-- THE RECORDS follows --
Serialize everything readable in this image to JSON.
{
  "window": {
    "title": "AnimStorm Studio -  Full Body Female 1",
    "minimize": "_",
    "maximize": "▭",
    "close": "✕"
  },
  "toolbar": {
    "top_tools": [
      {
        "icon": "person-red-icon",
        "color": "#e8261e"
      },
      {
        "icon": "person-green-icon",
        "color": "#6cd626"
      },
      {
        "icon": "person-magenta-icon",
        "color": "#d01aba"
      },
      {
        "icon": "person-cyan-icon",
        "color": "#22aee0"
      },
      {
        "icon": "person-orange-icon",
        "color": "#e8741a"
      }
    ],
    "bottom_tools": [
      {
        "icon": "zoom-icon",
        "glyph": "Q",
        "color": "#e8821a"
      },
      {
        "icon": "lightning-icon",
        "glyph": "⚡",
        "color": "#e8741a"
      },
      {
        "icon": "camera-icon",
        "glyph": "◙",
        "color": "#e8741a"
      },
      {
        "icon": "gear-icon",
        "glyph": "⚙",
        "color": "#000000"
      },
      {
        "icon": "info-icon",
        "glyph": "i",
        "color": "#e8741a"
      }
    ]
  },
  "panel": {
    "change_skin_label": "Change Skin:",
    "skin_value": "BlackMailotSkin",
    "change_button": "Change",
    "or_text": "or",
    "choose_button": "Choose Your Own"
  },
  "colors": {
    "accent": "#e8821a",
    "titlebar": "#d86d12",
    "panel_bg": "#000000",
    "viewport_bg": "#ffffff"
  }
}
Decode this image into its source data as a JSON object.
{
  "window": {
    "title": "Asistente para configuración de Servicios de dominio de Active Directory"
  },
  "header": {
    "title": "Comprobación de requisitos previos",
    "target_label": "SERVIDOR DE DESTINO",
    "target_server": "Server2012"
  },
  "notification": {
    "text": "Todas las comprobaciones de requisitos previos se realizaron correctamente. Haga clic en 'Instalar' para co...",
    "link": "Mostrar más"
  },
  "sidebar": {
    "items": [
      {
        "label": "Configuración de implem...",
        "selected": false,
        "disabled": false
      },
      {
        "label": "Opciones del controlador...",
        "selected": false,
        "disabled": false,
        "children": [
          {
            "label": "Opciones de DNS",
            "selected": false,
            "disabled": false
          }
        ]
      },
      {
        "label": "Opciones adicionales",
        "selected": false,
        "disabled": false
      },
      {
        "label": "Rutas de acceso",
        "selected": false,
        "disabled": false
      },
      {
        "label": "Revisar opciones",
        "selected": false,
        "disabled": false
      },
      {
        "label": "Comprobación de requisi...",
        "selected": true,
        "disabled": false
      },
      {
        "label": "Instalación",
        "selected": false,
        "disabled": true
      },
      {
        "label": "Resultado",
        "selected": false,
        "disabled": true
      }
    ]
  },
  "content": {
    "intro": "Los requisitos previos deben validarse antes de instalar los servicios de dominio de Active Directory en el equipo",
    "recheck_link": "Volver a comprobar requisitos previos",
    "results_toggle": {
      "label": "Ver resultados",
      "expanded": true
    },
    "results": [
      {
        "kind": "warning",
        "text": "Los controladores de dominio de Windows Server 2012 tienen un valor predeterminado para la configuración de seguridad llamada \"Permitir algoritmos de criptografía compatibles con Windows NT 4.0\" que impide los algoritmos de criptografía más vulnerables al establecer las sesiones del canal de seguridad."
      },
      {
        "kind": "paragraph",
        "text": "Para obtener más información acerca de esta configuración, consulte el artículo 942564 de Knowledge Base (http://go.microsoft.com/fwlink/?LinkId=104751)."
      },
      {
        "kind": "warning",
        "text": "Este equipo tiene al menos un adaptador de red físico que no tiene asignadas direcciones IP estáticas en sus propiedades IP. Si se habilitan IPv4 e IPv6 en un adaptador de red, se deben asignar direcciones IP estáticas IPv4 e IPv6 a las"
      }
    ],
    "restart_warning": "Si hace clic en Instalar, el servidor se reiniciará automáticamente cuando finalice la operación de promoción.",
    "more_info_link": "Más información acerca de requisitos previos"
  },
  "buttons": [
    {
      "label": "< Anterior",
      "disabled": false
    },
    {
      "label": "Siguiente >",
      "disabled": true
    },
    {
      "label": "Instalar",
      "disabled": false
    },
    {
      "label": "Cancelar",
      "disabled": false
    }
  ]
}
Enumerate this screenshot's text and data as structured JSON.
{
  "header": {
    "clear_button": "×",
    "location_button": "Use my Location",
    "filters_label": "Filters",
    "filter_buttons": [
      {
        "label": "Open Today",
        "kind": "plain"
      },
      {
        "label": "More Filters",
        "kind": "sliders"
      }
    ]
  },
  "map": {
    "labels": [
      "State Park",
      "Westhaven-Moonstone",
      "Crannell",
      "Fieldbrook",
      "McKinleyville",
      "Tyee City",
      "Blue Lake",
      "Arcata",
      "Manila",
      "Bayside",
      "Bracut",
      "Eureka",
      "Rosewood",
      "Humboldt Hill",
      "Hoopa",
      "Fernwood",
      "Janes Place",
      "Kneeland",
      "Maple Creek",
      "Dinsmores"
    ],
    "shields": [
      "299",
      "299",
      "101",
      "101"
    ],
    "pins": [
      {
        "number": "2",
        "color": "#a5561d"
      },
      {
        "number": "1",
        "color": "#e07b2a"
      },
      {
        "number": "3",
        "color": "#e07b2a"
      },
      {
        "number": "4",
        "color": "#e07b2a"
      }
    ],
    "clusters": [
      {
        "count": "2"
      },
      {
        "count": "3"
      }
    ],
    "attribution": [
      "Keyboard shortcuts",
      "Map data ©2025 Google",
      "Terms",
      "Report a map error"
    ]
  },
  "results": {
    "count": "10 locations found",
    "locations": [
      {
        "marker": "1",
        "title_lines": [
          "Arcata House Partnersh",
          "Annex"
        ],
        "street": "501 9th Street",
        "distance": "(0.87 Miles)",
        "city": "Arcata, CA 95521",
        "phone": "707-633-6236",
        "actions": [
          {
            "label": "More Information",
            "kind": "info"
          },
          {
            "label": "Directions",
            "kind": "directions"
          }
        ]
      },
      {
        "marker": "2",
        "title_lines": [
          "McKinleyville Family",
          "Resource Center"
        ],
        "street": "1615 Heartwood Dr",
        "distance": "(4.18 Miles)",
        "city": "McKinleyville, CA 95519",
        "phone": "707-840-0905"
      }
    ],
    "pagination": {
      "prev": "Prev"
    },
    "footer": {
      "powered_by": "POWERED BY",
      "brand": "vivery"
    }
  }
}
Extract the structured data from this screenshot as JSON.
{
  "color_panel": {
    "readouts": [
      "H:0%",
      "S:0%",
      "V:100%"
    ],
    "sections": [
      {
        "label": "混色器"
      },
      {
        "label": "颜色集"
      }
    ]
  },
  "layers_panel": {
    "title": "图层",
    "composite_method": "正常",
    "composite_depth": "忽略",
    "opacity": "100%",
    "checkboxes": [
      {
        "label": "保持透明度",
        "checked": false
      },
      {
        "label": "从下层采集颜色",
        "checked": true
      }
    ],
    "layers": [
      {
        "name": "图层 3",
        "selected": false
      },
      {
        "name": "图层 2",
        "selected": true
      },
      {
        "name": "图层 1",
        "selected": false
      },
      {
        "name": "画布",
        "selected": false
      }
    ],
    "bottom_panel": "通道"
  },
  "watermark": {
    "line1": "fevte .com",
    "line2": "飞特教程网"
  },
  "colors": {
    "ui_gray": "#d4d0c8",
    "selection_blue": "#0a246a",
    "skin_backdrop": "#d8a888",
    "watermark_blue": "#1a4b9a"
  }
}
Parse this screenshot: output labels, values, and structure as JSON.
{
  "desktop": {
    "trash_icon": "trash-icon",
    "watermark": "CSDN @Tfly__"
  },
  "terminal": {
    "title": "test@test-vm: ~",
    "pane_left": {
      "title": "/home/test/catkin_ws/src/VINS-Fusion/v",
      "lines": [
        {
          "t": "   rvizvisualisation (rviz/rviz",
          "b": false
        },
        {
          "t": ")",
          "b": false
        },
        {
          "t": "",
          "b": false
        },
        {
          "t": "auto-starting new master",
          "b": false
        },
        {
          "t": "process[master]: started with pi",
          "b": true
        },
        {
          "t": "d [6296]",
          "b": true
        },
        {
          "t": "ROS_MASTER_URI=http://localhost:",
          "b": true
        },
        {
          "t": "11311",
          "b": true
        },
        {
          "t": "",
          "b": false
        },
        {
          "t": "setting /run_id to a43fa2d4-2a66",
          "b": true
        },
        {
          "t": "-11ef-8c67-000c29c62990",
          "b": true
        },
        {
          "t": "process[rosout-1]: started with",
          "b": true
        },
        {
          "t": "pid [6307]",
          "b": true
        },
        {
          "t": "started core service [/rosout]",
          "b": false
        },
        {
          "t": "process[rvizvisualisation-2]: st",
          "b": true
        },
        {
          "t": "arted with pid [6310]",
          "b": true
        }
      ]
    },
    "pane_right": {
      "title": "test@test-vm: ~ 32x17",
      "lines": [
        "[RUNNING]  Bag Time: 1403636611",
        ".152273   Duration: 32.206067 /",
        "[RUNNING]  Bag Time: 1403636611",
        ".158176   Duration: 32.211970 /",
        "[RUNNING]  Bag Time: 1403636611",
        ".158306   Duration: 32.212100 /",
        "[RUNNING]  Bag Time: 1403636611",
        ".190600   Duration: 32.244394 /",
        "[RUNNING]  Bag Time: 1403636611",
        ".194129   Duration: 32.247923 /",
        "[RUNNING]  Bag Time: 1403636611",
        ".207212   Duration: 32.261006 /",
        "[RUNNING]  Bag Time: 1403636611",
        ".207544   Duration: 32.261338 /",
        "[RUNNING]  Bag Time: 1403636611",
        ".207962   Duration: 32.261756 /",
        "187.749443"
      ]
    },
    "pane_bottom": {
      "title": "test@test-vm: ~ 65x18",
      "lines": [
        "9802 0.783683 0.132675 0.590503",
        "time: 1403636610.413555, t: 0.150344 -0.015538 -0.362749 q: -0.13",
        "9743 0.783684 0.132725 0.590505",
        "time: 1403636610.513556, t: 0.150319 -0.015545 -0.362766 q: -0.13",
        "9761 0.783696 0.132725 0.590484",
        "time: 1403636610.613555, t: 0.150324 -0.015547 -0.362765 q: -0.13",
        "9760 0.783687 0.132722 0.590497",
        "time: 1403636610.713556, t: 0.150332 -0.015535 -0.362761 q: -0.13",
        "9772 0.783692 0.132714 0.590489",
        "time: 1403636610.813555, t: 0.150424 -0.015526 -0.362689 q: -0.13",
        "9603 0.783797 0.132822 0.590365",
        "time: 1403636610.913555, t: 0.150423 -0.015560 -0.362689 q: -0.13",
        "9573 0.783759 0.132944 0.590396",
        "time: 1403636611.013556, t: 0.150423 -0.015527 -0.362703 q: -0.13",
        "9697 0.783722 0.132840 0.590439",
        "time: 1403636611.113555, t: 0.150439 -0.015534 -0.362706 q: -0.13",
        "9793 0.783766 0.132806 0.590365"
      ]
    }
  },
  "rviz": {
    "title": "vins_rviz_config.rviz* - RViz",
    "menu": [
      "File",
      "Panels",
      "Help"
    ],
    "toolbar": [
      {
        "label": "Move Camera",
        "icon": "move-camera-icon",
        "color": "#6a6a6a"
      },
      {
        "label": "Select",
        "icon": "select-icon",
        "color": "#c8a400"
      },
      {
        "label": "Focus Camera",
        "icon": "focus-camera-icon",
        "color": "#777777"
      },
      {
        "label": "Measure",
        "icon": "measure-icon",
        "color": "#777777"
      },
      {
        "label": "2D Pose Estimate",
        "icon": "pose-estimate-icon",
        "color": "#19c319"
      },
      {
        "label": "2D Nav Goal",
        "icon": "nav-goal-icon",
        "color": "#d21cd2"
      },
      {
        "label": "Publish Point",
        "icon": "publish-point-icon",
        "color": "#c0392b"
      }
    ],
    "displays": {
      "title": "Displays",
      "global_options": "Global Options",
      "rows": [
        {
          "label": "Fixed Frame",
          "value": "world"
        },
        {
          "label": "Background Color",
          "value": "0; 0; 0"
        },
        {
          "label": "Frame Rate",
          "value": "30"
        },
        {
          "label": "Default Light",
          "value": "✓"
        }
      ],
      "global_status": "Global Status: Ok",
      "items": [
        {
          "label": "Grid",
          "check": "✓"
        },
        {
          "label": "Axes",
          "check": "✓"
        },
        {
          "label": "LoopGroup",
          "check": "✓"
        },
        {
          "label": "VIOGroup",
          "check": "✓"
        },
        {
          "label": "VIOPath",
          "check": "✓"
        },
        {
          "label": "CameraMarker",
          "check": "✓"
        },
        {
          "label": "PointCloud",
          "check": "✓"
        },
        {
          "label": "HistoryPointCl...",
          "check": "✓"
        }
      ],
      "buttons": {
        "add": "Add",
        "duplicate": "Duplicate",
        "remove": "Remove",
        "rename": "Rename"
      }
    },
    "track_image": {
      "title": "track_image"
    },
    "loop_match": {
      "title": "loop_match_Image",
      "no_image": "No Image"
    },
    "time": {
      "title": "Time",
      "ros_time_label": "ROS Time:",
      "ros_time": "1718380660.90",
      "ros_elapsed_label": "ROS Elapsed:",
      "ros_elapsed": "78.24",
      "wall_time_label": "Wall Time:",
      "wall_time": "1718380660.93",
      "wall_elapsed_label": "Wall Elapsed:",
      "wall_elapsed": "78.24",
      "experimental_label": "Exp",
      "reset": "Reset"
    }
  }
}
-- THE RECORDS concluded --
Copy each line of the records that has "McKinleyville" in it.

RESPONSE BELOW:
      "McKinleyville",
          "McKinleyville Family",
        "city": "McKinleyville, CA 95519",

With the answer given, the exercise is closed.